Lawrenceville Democrat and House Minority Whip Sam Park voted to move forward Senate Resolution 579 and Senate Bill 386. However, he and fellow Democrats expressed reservations about passing the bills in their current form. This reluctance stems from the House committee's amendment, which now permits taxes to be allocated for HOPE college scholarships and pre-K programs.

Without a definitive answer, many House Democrats refused to support the sports gambling initiatives, hindering the Republicans' ability to secure the necessary two-thirds majority for a required resolution component.

The Longstanding Gambling Stance in Georgia

The state lottery, which began operating in Georgia in 1992 after a public vote, has remained the only legal form of gambling until now. A survey reveals that a majority of citizens (52%) favor legalizing sports betting, provided the revenues generated are allocated to the HOPE higher education initiative.

Atlanta's legislative assembly is working on passing bills to allow for the operation of sportsbooks, with an option for online platforms. According to State Sen. Clint Dixon (R-Burford), sports wagering might be categorized as a lottery expansion, potentially eliminating the need for a Georgia Constitution amendment vote. However, his chamber colleagues disagreed and added a provision to SB 386 that mandated the passage of a constitutional amendment for the bill to become law.

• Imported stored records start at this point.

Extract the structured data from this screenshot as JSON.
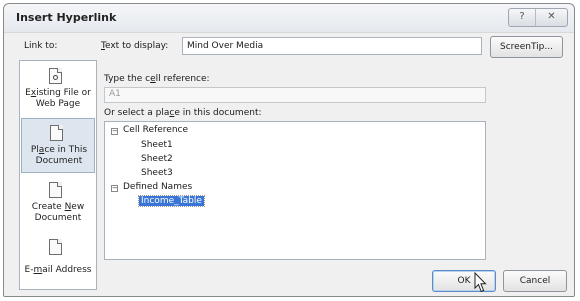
{
  "dialog": {
    "title": "Insert Hyperlink",
    "help_label": "?",
    "close_label": "✕"
  },
  "link_to": {
    "label": "Link to:",
    "items": [
      {
        "label": "Existing File or Web Page",
        "icon": "globe-document-icon"
      },
      {
        "label": "Place in This Document",
        "icon": "place-in-document-icon",
        "selected": true
      },
      {
        "label": "Create New Document",
        "icon": "new-document-icon"
      },
      {
        "label": "E-mail Address",
        "icon": "email-icon"
      }
    ]
  },
  "text_to_display": {
    "label": "Text to display:",
    "value": "Mind Over Media"
  },
  "screentip_label": "ScreenTip...",
  "cell_reference": {
    "label": "Type the cell reference:",
    "value": "A1"
  },
  "place_label": "Or select a place in this document:",
  "tree": {
    "cell_reference": {
      "label": "Cell Reference",
      "expander": "−"
    },
    "sheets": [
      "Sheet1",
      "Sheet2",
      "Sheet3"
    ],
    "defined_names": {
      "label": "Defined Names",
      "expander": "−"
    },
    "names": [
      "Income_Table"
    ]
  },
  "buttons": {
    "ok": "OK",
    "cancel": "Cancel"
  }
}
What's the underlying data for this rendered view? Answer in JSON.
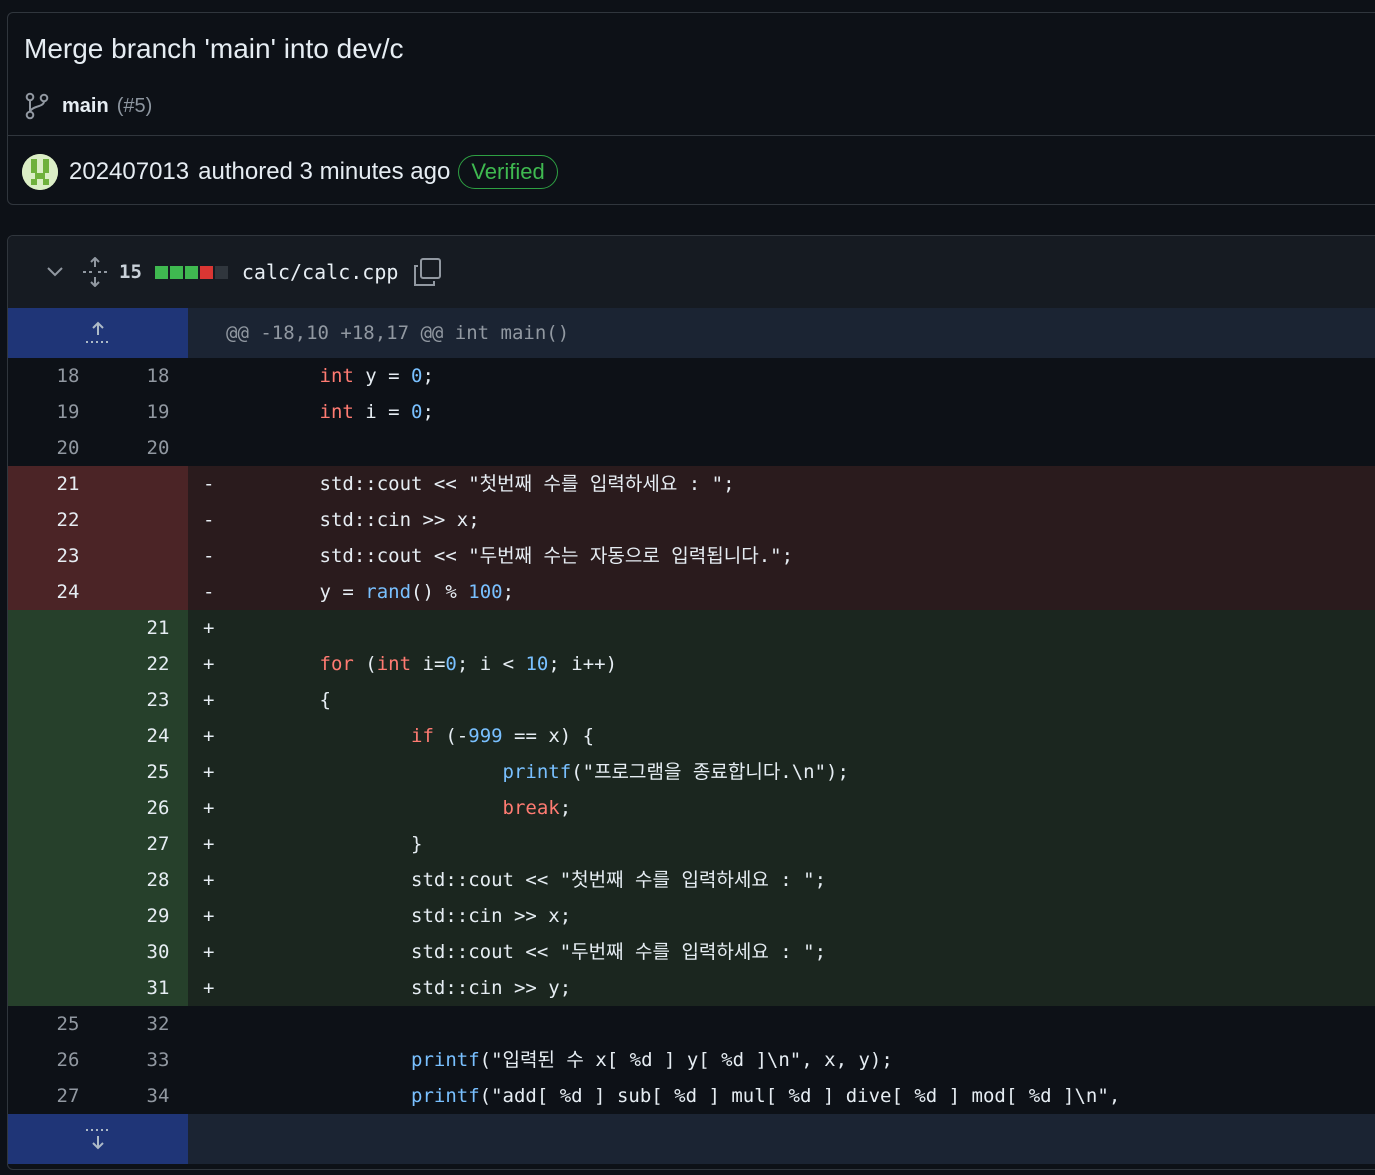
{
  "commit": {
    "title": "Merge branch 'main' into dev/c",
    "branch": "main",
    "pr": "(#5)",
    "author": "202407013",
    "meta": "authored 3 minutes ago",
    "verified": "Verified"
  },
  "file": {
    "change_count": "15",
    "path": "calc/calc.cpp",
    "diffstat_colors": [
      "#3fb950",
      "#3fb950",
      "#3fb950",
      "#da3633",
      "#30363d"
    ]
  },
  "hunk": {
    "header": "@@ -18,10 +18,17 @@ int main()"
  },
  "lines": [
    {
      "type": "ctx",
      "old": "18",
      "new": "18",
      "sign": "",
      "code": [
        [
          "        ",
          ""
        ],
        [
          "int",
          "kw"
        ],
        [
          " y = ",
          ""
        ],
        [
          "0",
          "nm"
        ],
        [
          ";",
          ""
        ]
      ]
    },
    {
      "type": "ctx",
      "old": "19",
      "new": "19",
      "sign": "",
      "code": [
        [
          "        ",
          ""
        ],
        [
          "int",
          "kw"
        ],
        [
          " i = ",
          ""
        ],
        [
          "0",
          "nm"
        ],
        [
          ";",
          ""
        ]
      ]
    },
    {
      "type": "ctx",
      "old": "20",
      "new": "20",
      "sign": "",
      "code": []
    },
    {
      "type": "del",
      "old": "21",
      "new": "",
      "sign": "-",
      "code": [
        [
          "        std::cout << \"첫번째 수를 입력하세요 : \";",
          ""
        ]
      ]
    },
    {
      "type": "del",
      "old": "22",
      "new": "",
      "sign": "-",
      "code": [
        [
          "        std::cin >> x;",
          ""
        ]
      ]
    },
    {
      "type": "del",
      "old": "23",
      "new": "",
      "sign": "-",
      "code": [
        [
          "        std::cout << \"두번째 수는 자동으로 입력됩니다.\";",
          ""
        ]
      ]
    },
    {
      "type": "del",
      "old": "24",
      "new": "",
      "sign": "-",
      "code": [
        [
          "        y = ",
          ""
        ],
        [
          "rand",
          "fn"
        ],
        [
          "() % ",
          ""
        ],
        [
          "100",
          "nm"
        ],
        [
          ";",
          ""
        ]
      ]
    },
    {
      "type": "add",
      "old": "",
      "new": "21",
      "sign": "+",
      "code": []
    },
    {
      "type": "add",
      "old": "",
      "new": "22",
      "sign": "+",
      "code": [
        [
          "        ",
          ""
        ],
        [
          "for",
          "kw"
        ],
        [
          " (",
          ""
        ],
        [
          "int",
          "kw"
        ],
        [
          " i=",
          ""
        ],
        [
          "0",
          "nm"
        ],
        [
          "; i < ",
          ""
        ],
        [
          "10",
          "nm"
        ],
        [
          "; i++)",
          ""
        ]
      ]
    },
    {
      "type": "add",
      "old": "",
      "new": "23",
      "sign": "+",
      "code": [
        [
          "        {",
          ""
        ]
      ]
    },
    {
      "type": "add",
      "old": "",
      "new": "24",
      "sign": "+",
      "code": [
        [
          "                ",
          ""
        ],
        [
          "if",
          "kw"
        ],
        [
          " (-",
          ""
        ],
        [
          "999",
          "nm"
        ],
        [
          " == x) {",
          ""
        ]
      ]
    },
    {
      "type": "add",
      "old": "",
      "new": "25",
      "sign": "+",
      "code": [
        [
          "                        ",
          ""
        ],
        [
          "printf",
          "fn"
        ],
        [
          "(\"프로그램을 종료합니다.\\n\");",
          ""
        ]
      ]
    },
    {
      "type": "add",
      "old": "",
      "new": "26",
      "sign": "+",
      "code": [
        [
          "                        ",
          ""
        ],
        [
          "break",
          "kw"
        ],
        [
          ";",
          ""
        ]
      ]
    },
    {
      "type": "add",
      "old": "",
      "new": "27",
      "sign": "+",
      "code": [
        [
          "                }",
          ""
        ]
      ]
    },
    {
      "type": "add",
      "old": "",
      "new": "28",
      "sign": "+",
      "code": [
        [
          "                std::cout << \"첫번째 수를 입력하세요 : \";",
          ""
        ]
      ]
    },
    {
      "type": "add",
      "old": "",
      "new": "29",
      "sign": "+",
      "code": [
        [
          "                std::cin >> x;",
          ""
        ]
      ]
    },
    {
      "type": "add",
      "old": "",
      "new": "30",
      "sign": "+",
      "code": [
        [
          "                std::cout << \"두번째 수를 입력하세요 : \";",
          ""
        ]
      ]
    },
    {
      "type": "add",
      "old": "",
      "new": "31",
      "sign": "+",
      "code": [
        [
          "                std::cin >> y;",
          ""
        ]
      ]
    },
    {
      "type": "ctx",
      "old": "25",
      "new": "32",
      "sign": "",
      "code": []
    },
    {
      "type": "ctx",
      "old": "26",
      "new": "33",
      "sign": "",
      "code": [
        [
          "                ",
          ""
        ],
        [
          "printf",
          "fn"
        ],
        [
          "(\"입력된 수 x[ %d ] y[ %d ]\\n\", x, y);",
          ""
        ]
      ]
    },
    {
      "type": "ctx",
      "old": "27",
      "new": "34",
      "sign": "",
      "code": [
        [
          "                ",
          ""
        ],
        [
          "printf",
          "fn"
        ],
        [
          "(\"add[ %d ] sub[ %d ] mul[ %d ] dive[ %d ] mod[ %d ]\\n\",",
          ""
        ]
      ]
    }
  ],
  "icons": {
    "branch": "git-branch-icon",
    "chevron": "chevron-down-icon",
    "expand_all": "unfold-icon",
    "copy": "copy-icon",
    "expand_up": "expand-up-icon",
    "expand_down": "expand-down-icon"
  }
}
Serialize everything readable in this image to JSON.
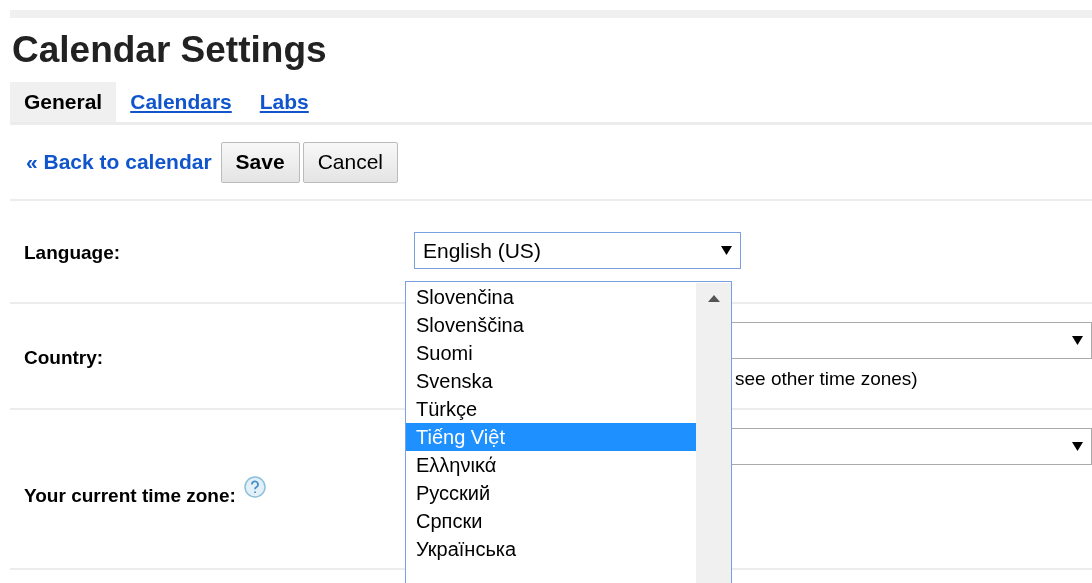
{
  "title": "Calendar Settings",
  "tabs": [
    {
      "label": "General",
      "selected": true
    },
    {
      "label": "Calendars",
      "selected": false
    },
    {
      "label": "Labs",
      "selected": false
    }
  ],
  "toolbar": {
    "back_link": "« Back to calendar",
    "buttons": [
      {
        "label": "Save",
        "kind": "primary"
      },
      {
        "label": "Cancel",
        "kind": "secondary"
      }
    ]
  },
  "settings": [
    {
      "label": "Language:",
      "kind": "language",
      "value": "English (US)"
    },
    {
      "label": "Country:",
      "kind": "country",
      "note": "see other time zones)"
    },
    {
      "label": "Your current time zone:",
      "kind": "timezone",
      "help": true
    }
  ],
  "language_options": [
    {
      "label": "Slovenčina",
      "selected": false
    },
    {
      "label": "Slovenščina",
      "selected": false
    },
    {
      "label": "Suomi",
      "selected": false
    },
    {
      "label": "Svenska",
      "selected": false
    },
    {
      "label": "Türkçe",
      "selected": false
    },
    {
      "label": "Tiếng Việt",
      "selected": true
    },
    {
      "label": "Ελληνικά",
      "selected": false
    },
    {
      "label": "Русский",
      "selected": false
    },
    {
      "label": "Српски",
      "selected": false
    },
    {
      "label": "Українська",
      "selected": false
    }
  ]
}
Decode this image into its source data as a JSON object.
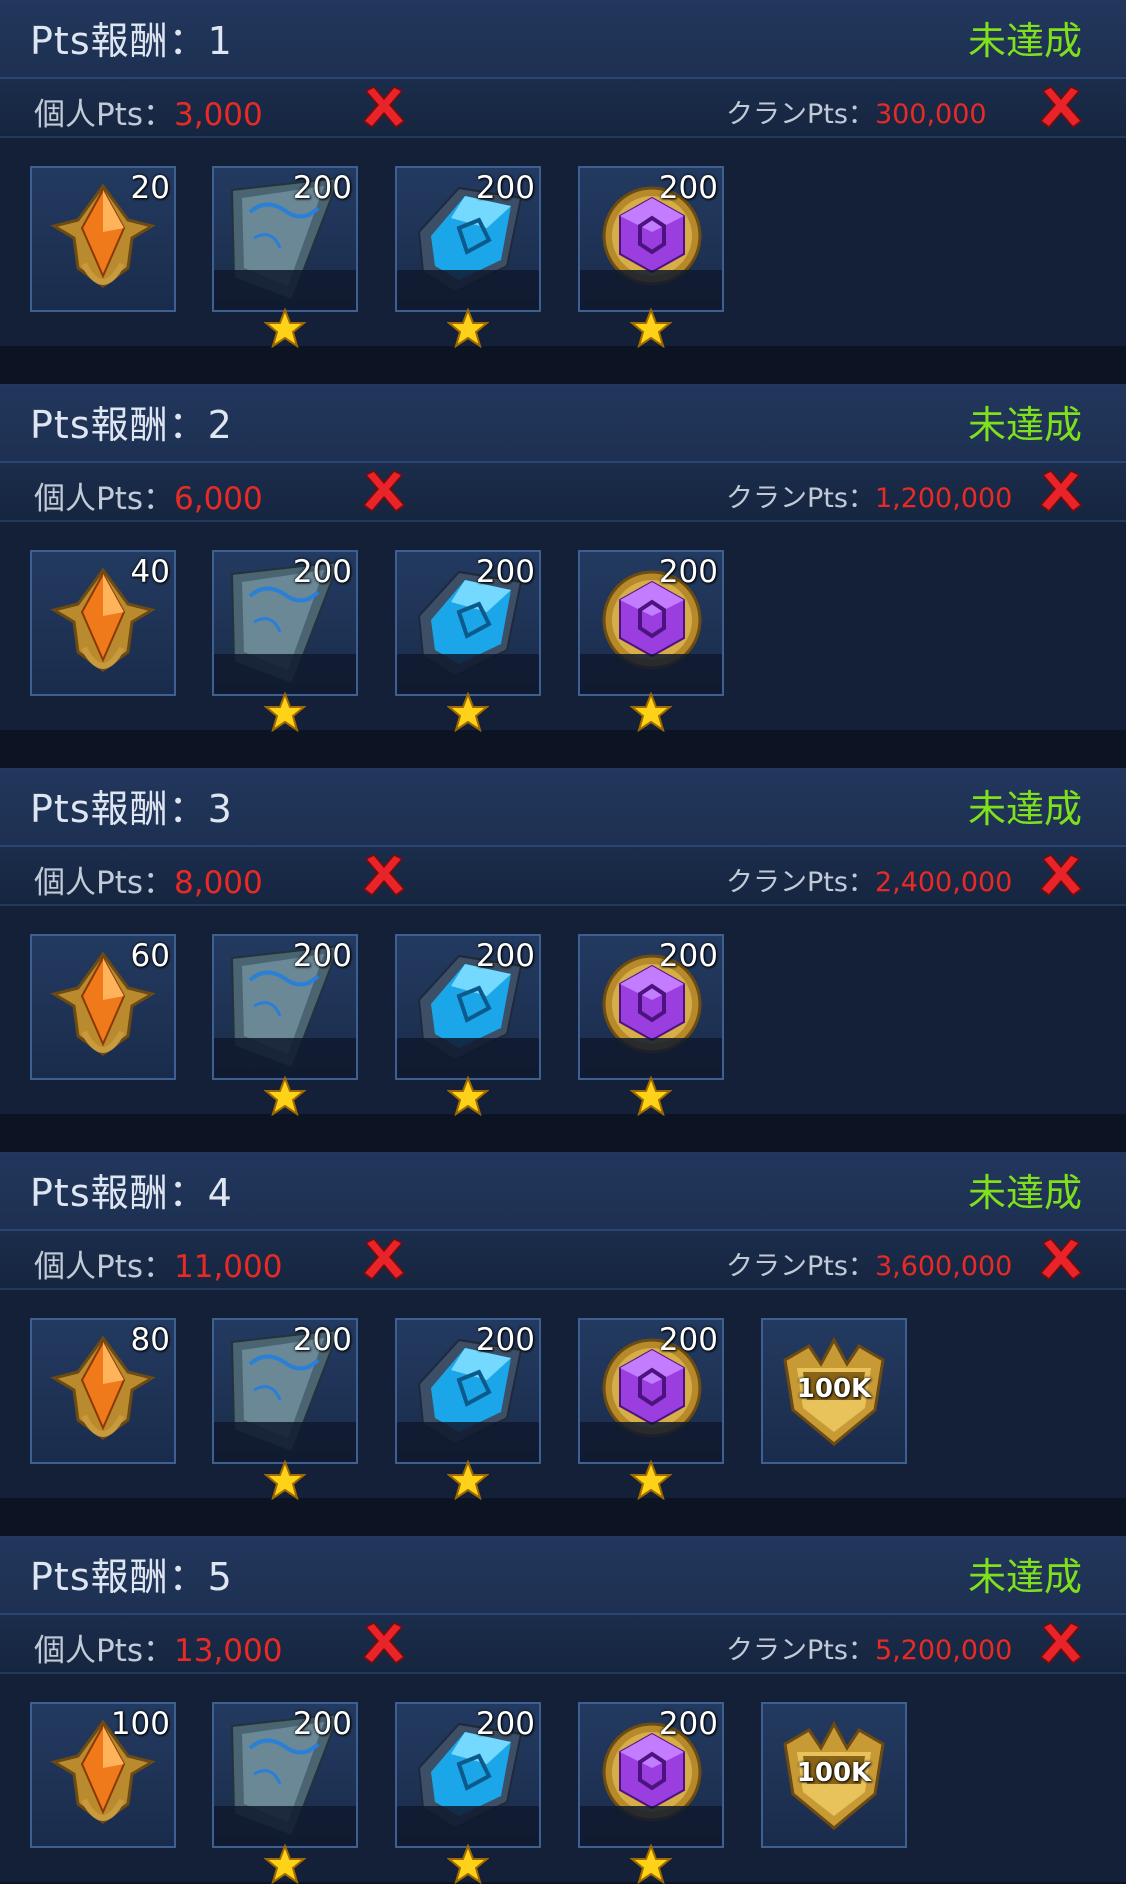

Roadblocks to Legalizing Sports Betting

An upgrade in taxes was implemented for SB 386, as the legislative process brought about a new tax rate of 25% on the gross revenue generated from sports betting.

Up to sixteen sports betting licenses were outlined in the legislation at an annual expense of one million dollars apiece. In the Georgia Senate, Sen. Bill Cowsert (R-Athens) introduced SR 579, asking for voter approval to enable lawmakers to establish rules for managing sports wagers. Despite efforts made during the legislative session, gaming expansion measures continue to surface in nearly every Georgia legislative session.

The staunch opposition from influential religious groups in Georgia towards expanding gambling opportunities remains a significant roadblock in the path to legalizing sports betting. Their concerns over potential risks and negative consequences for Georgians continue to cast doubt on the issue, making it an uphill battle for lawmakers to secure enough support for its passage.

Suzanne Guy, an influential figure in the Georgia Baptist Convention and a long-standing opponent of gambling expansion, voiced her apprehensions regarding the potential risks and negative consequences that could arise from legalizing sports betting in Georgia during a public address last month.

The Future of Sports Betting in Georgia

As of now, sports betting is permitted in thirty-eight states and the District of Columbia, while Georgia remains among the twelve states that continue to prohibit this form of gambling. The enactment of sports betting legislation in Georgia continues to elude us, as the state is projected to remain among the 12 without such permissible activities until at least the year 2025.

With the conclusion of the Georgia legislative session and no progress made on the issue of sports betting legalization, Georgians and sports fans' anticipation remains unfulfilled as they look forward to future opportunities to address this topic.